Range and habitat
They are pelagic and seldom come to land, except to breed. Also, they all stay in the Southern Hemisphere, and breed on subantarctic islands except the fairy prion which breeds on subtropical islands.
- Gotch, A. T. (1995)
- Double, M. C. (2003)
- Ehrlich, Paul R. (1988)
- Clements, James (2007)
- Maynard, B. J. (2003)
- Brands, Sheila (14 Aug 2008). "Systema Naturae 2000 / Classification - Genus Pachyptila". Project: The Taxonomicon. Retrieved 22 July 2009.
- Clements, James (2007). The Clements Checklist of the Birds of the World (6 ed.). Ithaca, NY: Cornell University Press. ISBN 978-0-8014-4501-9.
- Double, M. C. (2003). "Procellariiformes (Tubenosed Seabirds)". In Hutchins, Michael; Jackson, Jerome A.; Bock, Walter J. et al. Grzimek's Animal Life Encyclopedia. 8 Birds I Tinamous and Ratites to Hoatzins. Joseph E. Trumpey, Chief Scientific Illustrator (2 ed.). Farmington Hills, MI: Gale Group. pp. 107–111. ISBN 0-7876-5784-0.
- Ehrlich, Paul R.; Dobkin, David, S.; Wheye, Darryl (1988). The Birders Handbook (First ed.). New York, NY: Simon & Schuster. pp. 29–31. ISBN 0-671-65989-8.
- Gotch, A. F. (1995) . "Albatrosses, Fulmars, Shearwaters, and Petrels". Latin Names Explained A Guide to the Scientific Classifications of Reptiles, Birds & Mammals. New York, NY: Facts on File. p. 192. ISBN 0-8160-3377-3.
- Maynard, B. J. (2003). "Shearwaters, petrels, and fulmars (Procellariidae)". In Hutchins, Michael; Jackson, Jerome A.; Bock, Walter J. et al. Grzimek's Animal Life Encyclopedia. 8 Birds I Tinamous and Ratites to Hoatzins.
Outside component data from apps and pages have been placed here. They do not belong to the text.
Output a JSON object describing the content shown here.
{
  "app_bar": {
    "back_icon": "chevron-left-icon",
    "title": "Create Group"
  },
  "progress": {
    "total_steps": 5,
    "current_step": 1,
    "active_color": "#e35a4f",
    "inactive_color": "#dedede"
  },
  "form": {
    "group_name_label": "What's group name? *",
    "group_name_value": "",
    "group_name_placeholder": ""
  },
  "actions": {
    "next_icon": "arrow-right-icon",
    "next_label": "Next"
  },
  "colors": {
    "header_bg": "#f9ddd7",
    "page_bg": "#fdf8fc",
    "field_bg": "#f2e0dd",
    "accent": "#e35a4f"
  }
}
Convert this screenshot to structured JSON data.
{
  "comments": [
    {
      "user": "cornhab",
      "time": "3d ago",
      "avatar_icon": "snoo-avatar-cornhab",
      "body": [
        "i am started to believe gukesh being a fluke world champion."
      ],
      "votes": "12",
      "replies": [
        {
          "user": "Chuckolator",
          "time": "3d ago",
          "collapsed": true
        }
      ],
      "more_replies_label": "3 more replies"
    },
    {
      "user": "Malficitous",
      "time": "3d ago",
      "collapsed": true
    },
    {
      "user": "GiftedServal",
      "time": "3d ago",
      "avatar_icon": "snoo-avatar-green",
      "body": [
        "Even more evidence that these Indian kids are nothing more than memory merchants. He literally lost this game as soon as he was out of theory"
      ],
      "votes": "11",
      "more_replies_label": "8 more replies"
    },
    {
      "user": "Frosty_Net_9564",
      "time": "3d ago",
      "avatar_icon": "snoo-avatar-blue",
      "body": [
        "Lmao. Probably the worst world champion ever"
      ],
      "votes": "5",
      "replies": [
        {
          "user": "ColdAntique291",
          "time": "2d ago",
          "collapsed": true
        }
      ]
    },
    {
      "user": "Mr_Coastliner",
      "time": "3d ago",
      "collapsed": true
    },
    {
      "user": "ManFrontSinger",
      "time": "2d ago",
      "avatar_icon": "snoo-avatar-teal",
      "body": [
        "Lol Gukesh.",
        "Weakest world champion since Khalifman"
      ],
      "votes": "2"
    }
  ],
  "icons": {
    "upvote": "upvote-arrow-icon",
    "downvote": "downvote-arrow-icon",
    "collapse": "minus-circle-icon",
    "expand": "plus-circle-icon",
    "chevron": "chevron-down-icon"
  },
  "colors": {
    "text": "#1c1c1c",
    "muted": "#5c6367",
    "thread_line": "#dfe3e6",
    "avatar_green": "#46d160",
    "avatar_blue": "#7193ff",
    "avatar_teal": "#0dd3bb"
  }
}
Joseph E. Trumpey, Chief Scientific Illustrator (2 ed.). Farmington Hills, MI: Gale Group. pp. 123–133. ISBN 0-7876-5784-0.